WordPress has been an invaluable tool for website builders over the years. In fact, the company claims that 30 percent of the entire web uses the service to run its blogs, news outlets and other sites. This is mainly due to a combination of easy-to-use design tools, a huge selection of style templates, and a low-cost entry-point.
It might seem confusing, but there are two different versions of WordPress: WordPress.org and WordPress.com. The former is software you download to your Mac and which can then be used to create a site from scratch. Once you’re happy with the creation this is then uploaded to a hosting platform of your choosing. It’s more technical and does require a certain level of knowledge of HTML and the way DNS servers work.
With this in mind, WordPress.com is the place to go if you’re new to building. This all takes place online, you can start on a free tier, and the simple tools allow you to instantly assemble a working, multi-page, website with only the barest understanding of technical elements.
You can select from various templates that lay out the look and feel of the pages, then use simple forms to enter text and images. You can add new sections to a page via ‘blocks’ which are a quick and versatile way to tailor the site to your particular desires. WordPress does all the heavy lifting, and you’d be amazed at how quickly a fully functional site can be put together.
The free tier includes ads that generate money for WordPress and thus pay for the service, but there is a limit to how much you can tailor the site to your specific desires. It’s something that might suit someone who doesn’t know if they’re going to really need a website but want to try it out. Bloggers can also get started for free, and you can use affiliate links to gain some income. Opting for a subscription removes the ads, allows custom domain names and brings plenty of additional features to the table depending on the tier you choose.
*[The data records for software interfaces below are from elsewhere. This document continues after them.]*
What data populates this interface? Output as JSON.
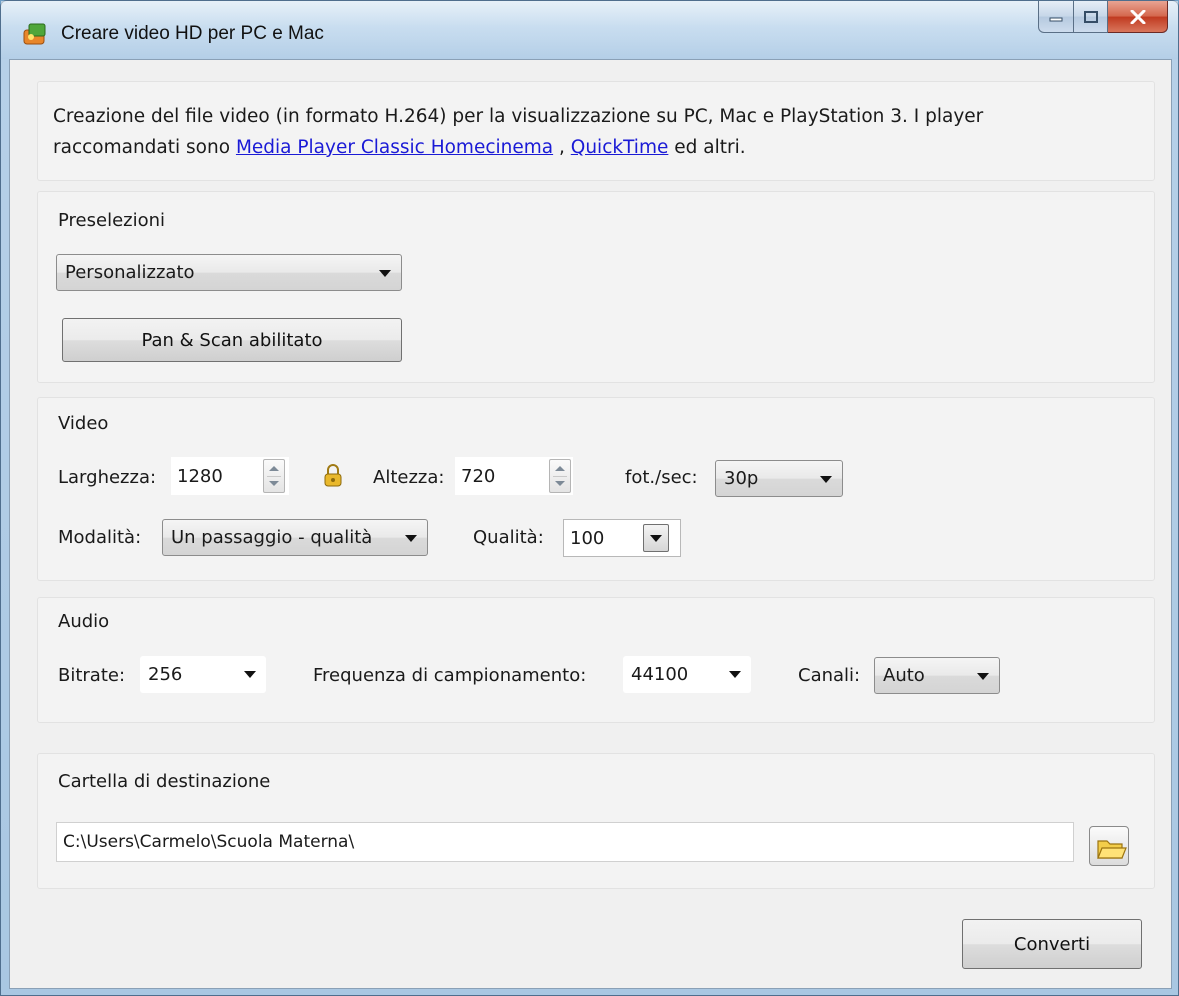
{
  "window": {
    "title": "Creare video HD per PC e Mac"
  },
  "description": {
    "text_before": "Creazione del file video (in formato H.264) per la visualizzazione su PC, Mac e PlayStation 3. I player raccomandati sono ",
    "link1": "Media Player Classic Homecinema",
    "separator": " , ",
    "link2": "QuickTime",
    "text_after": " ed altri."
  },
  "presets": {
    "label": "Preselezioni",
    "selected": "Personalizzato",
    "pan_scan_button": "Pan & Scan abilitato"
  },
  "video": {
    "label": "Video",
    "width_label": "Larghezza:",
    "width_value": "1280",
    "height_label": "Altezza:",
    "height_value": "720",
    "fps_label": "fot./sec:",
    "fps_value": "30p",
    "mode_label": "Modalità:",
    "mode_value": "Un passaggio - qualità",
    "quality_label": "Qualità:",
    "quality_value": "100"
  },
  "audio": {
    "label": "Audio",
    "bitrate_label": "Bitrate:",
    "bitrate_value": "256",
    "sample_label": "Frequenza di campionamento:",
    "sample_value": "44100",
    "channels_label": "Canali:",
    "channels_value": "Auto"
  },
  "destination": {
    "label": "Cartella di destinazione",
    "path": "C:\\Users\\Carmelo\\Scuola Materna\\"
  },
  "actions": {
    "convert": "Converti"
  },
  "icons": {
    "app": "app-icon",
    "minimize": "minimize-icon",
    "maximize": "maximize-icon",
    "close": "close-icon",
    "lock": "lock-icon",
    "folder": "folder-icon"
  },
  "colors": {
    "link": "#1a1ad6",
    "close_button": "#c0391f"
  }
}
Prices range from $48/£36 per year (paid upfront) or $4/£3 per month for WordPress Personal and a Premium version for $96/£84 a year or $8/£7 a month, while there are editions for Business ($300/£240 annually), Commerce ($540/£432 annually) and an Enterprise edition that starts at $25,000 a year.